As part of the year-long build to their first-ever meeting at WrestleMania XXVIII, John Cena managed to talk The Rock into teaming up with him for a sort of warm-up match against the dominant tag team of…The Awesome Truth. Listen, we thought the team of Miz and R-Truth was actually pretty good for the short time that it lasted, but this was in no way a fair match-up, and Cena and Rock managed to work together long enough to easily put away their opponents, before focusing once again on their mutual dislike and upcoming match, with Rock hitting Cena with a Rock Bottom post-match. The important part, of course, is that this was The Rock’s first match in WWE since WrestleMania XX, nearly eight years earlier, and the only time that Rock and Cena have ever teamed up in an official match. That same card saw CM Punk defeat Alberto Del Rio to win the WWE Championship, the first day of his 434-day reign, which would end at the hands of The Rock, in preparation for Rock’s rematch with Cena at WrestleMania XXIX. Source:

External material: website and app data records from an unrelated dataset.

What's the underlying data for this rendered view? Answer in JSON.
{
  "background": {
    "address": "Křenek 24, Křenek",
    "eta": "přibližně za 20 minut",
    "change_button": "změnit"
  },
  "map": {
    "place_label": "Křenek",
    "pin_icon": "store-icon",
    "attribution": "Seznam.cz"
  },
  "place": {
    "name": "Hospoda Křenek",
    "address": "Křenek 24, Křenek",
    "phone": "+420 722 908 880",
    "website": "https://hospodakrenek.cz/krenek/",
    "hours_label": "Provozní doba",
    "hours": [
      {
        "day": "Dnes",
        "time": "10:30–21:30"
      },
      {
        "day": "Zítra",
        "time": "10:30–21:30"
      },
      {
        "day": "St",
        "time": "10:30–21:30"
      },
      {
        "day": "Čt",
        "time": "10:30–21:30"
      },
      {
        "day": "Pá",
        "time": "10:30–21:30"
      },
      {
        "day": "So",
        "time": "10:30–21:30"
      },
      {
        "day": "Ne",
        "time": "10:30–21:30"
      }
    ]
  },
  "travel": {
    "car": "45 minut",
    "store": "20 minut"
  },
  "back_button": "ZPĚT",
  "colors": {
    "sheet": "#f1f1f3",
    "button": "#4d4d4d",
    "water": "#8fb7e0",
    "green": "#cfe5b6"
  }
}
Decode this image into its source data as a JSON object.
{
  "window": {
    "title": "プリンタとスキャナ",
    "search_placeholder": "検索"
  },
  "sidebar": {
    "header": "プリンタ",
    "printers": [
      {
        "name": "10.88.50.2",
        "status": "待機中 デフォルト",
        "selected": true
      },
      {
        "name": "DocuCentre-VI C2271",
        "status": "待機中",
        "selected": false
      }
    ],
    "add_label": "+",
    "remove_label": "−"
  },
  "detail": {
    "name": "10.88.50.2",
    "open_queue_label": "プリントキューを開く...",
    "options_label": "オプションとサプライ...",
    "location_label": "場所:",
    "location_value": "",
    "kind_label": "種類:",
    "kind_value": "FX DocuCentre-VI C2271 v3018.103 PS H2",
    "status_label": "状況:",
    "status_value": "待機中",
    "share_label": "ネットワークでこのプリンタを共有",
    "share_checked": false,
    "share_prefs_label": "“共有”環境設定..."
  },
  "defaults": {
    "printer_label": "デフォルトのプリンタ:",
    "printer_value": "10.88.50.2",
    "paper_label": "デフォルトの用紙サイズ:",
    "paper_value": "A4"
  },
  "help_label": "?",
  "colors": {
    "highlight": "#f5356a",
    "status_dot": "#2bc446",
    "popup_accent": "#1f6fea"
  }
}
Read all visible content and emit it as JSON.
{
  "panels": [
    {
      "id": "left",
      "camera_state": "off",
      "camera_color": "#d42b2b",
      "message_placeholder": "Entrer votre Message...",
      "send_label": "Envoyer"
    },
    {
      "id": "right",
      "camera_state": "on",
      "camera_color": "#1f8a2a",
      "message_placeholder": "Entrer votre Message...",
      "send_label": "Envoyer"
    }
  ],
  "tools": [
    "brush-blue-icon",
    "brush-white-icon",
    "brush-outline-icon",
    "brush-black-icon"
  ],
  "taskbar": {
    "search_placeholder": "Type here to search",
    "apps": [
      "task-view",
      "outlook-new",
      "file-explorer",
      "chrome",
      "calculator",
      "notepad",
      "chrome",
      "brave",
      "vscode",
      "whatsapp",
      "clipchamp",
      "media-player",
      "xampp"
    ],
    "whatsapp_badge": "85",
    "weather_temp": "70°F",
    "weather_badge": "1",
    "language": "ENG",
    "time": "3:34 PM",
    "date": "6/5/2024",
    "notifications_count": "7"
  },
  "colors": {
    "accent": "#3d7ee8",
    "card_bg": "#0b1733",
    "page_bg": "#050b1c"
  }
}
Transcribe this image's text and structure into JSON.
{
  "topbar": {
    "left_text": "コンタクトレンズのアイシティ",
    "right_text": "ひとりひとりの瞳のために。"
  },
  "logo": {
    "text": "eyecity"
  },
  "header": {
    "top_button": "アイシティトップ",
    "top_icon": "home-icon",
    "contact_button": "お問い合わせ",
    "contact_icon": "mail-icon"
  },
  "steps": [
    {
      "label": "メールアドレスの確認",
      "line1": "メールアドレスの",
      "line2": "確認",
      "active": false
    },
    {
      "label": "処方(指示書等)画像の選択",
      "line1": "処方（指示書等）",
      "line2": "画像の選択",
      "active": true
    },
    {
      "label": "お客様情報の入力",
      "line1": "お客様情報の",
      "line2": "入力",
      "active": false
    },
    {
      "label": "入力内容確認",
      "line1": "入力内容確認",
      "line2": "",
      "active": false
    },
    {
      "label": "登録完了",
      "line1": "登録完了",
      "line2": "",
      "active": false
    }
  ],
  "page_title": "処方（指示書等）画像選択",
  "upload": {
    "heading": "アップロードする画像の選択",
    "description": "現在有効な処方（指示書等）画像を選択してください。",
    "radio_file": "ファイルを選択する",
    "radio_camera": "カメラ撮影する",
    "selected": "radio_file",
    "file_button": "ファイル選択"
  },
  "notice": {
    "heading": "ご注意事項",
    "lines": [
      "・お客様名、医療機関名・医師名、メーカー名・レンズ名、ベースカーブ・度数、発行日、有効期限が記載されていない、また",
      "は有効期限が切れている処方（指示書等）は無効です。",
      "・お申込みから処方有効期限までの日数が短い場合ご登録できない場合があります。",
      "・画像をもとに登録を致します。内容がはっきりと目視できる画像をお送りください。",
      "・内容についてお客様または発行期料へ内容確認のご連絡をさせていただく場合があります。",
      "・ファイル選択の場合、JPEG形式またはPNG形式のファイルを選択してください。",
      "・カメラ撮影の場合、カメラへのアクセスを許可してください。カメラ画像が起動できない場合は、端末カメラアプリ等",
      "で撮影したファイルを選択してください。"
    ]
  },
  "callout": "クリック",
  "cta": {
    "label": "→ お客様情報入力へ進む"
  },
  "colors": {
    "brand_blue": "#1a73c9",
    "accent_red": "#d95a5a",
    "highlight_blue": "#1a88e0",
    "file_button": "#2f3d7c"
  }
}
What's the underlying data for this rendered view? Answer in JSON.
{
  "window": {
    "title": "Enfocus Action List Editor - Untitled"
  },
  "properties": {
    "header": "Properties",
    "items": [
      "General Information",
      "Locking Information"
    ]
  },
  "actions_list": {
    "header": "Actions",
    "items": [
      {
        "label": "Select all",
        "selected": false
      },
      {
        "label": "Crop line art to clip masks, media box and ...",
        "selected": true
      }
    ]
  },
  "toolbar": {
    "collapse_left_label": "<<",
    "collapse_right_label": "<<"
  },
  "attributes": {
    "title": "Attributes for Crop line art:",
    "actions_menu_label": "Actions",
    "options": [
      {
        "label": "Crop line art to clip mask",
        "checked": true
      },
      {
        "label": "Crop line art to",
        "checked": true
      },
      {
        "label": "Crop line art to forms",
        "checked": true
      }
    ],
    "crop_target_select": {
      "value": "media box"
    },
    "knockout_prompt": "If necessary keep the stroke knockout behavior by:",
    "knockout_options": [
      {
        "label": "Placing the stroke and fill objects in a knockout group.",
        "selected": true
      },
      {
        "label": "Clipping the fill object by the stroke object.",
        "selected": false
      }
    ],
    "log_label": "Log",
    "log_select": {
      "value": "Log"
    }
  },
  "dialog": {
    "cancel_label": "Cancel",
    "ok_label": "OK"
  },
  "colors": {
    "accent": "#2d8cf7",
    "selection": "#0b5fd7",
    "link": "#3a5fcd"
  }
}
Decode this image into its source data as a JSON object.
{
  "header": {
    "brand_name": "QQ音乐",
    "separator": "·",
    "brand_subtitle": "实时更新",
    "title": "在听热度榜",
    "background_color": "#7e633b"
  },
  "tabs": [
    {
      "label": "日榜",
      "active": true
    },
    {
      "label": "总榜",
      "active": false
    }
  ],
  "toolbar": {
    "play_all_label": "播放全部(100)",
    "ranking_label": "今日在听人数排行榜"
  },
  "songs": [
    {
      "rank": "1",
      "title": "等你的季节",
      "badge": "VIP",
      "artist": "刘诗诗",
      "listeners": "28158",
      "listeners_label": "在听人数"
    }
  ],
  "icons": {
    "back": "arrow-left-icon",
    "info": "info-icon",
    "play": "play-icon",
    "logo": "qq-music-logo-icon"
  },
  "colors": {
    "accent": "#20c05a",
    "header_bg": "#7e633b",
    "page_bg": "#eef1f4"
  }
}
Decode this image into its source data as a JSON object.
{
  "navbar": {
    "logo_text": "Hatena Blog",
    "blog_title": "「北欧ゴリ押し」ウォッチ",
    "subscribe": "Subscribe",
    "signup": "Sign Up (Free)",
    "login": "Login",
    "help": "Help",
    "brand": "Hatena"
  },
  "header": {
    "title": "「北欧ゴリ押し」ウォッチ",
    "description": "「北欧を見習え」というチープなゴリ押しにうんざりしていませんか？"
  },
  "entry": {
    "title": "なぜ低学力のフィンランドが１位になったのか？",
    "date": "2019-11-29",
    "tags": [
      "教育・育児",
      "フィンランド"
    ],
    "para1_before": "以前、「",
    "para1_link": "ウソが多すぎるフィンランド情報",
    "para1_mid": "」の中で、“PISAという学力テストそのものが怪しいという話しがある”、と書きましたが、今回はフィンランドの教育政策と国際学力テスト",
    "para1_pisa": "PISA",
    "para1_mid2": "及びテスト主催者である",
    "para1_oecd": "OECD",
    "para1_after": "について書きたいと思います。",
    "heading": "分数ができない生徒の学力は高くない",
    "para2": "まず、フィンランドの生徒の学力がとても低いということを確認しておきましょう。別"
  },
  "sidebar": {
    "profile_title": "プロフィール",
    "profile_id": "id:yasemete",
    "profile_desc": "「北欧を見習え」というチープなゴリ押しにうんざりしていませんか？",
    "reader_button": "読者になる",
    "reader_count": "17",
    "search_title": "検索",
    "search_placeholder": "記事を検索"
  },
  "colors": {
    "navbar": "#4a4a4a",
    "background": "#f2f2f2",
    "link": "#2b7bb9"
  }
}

3. 1998 – Deadly Game

This would be the first time that Survivor Series did not include a traditional Elimination Match, as the entire evening was given over to a tournament for the vacant WWF Championship. It was also the culmination of several months of storylines related to Vince McMahon’s burgeoning war with Steve Austin, and signified the point at which things were taken to another level. Austin was eliminated during the tournament due to the shenanigans of referee Shane McMahon, leaving the door wide open for the perceived favorite, Mankind, who had somehow made his way into Vince McMahon’s good graces. Instead, in a nod to the Montreal Screwjob of just a year ago, Vince screwed over Mankind while he was locked in a Sharpshooter, instead giving The Rock his first WWF Championship and turning him into the centerpiece of Vince’s newly formed Corporation. In addition to stoking the fire between Austin and McMahon, it also had the side effect of turning Mankind into a hugely sympathetic babyface, which would result in him also winning his first WWF Championship later in the same year, on an unforgettable episode of Raw. Source:

2. 1990 – The Undertaker Debuts

As much as The Undertaker’s name has become synonymous with WrestleMania, it was Survivor Series where he made his debut, as part of Ted DiBiase’s Million Dollar Team in 1990. Managed initiall by Brother Love before being turned over to Paul Bearer, The Undertaker was incredibly effective in his first match, debuting his Tombstone finisher and effortlesly plowing through the bulk of the opposing babyfaces, before being counted out while brawling with an eliminated Dusty Rhodes on the outside. A year later, The Undertaker would win his first WWF Championship, defeating the immortal Hulk Hogan, once again at Survivor Series. Although he would only hold the title for two days, it was a sign of how far The Undertaker had risen since his first match, and the first chapter of one of WWE’s most legendary figures. Source:

1. 1997 – The Montreal Screwjob

At this point, it’s impossible to talk about the history of Survivor Series without bringing up Montreal, where Vince McMahon, Shawn Michaels, and diverse others conspired to screw Bret Hart out of the WWF Championship live on PPV. No matter whose side you take in the eternal argument over who was right, the Montreal Screwjob is without a doubt a moment that changed the course of WWE forever. Obviously, it was the last appearance of Bret Hart, who had helped carry the company on his back since the departure of Hulk Hogan, and the removal of the final obstacle behind the rise of the Attitude Era (as Hart’s old-school mentality was seen by several in charge as a stumbling block to the new era). It also turned Vince McMahon’s on-screen character from bland announcer to evil authority figure, creating the character that would become the ultimate foil for “Stone Cold” Steve Austin, who would take the WWF from a struggling national promotion to the billion-dollar juggernaut we know and love. Oh, and it turned Shawn Michaels into the sworn enemy of the entire country of Canada, and created a new kind of match finish that WWE would proceed to run into the ground for years after the fact. Source:
Stephen Randle

Stephen Randle

Stephen Randle is an avid wrestling and film fan. He's been writing about WWE, movies, and video games for Goliath since 2015.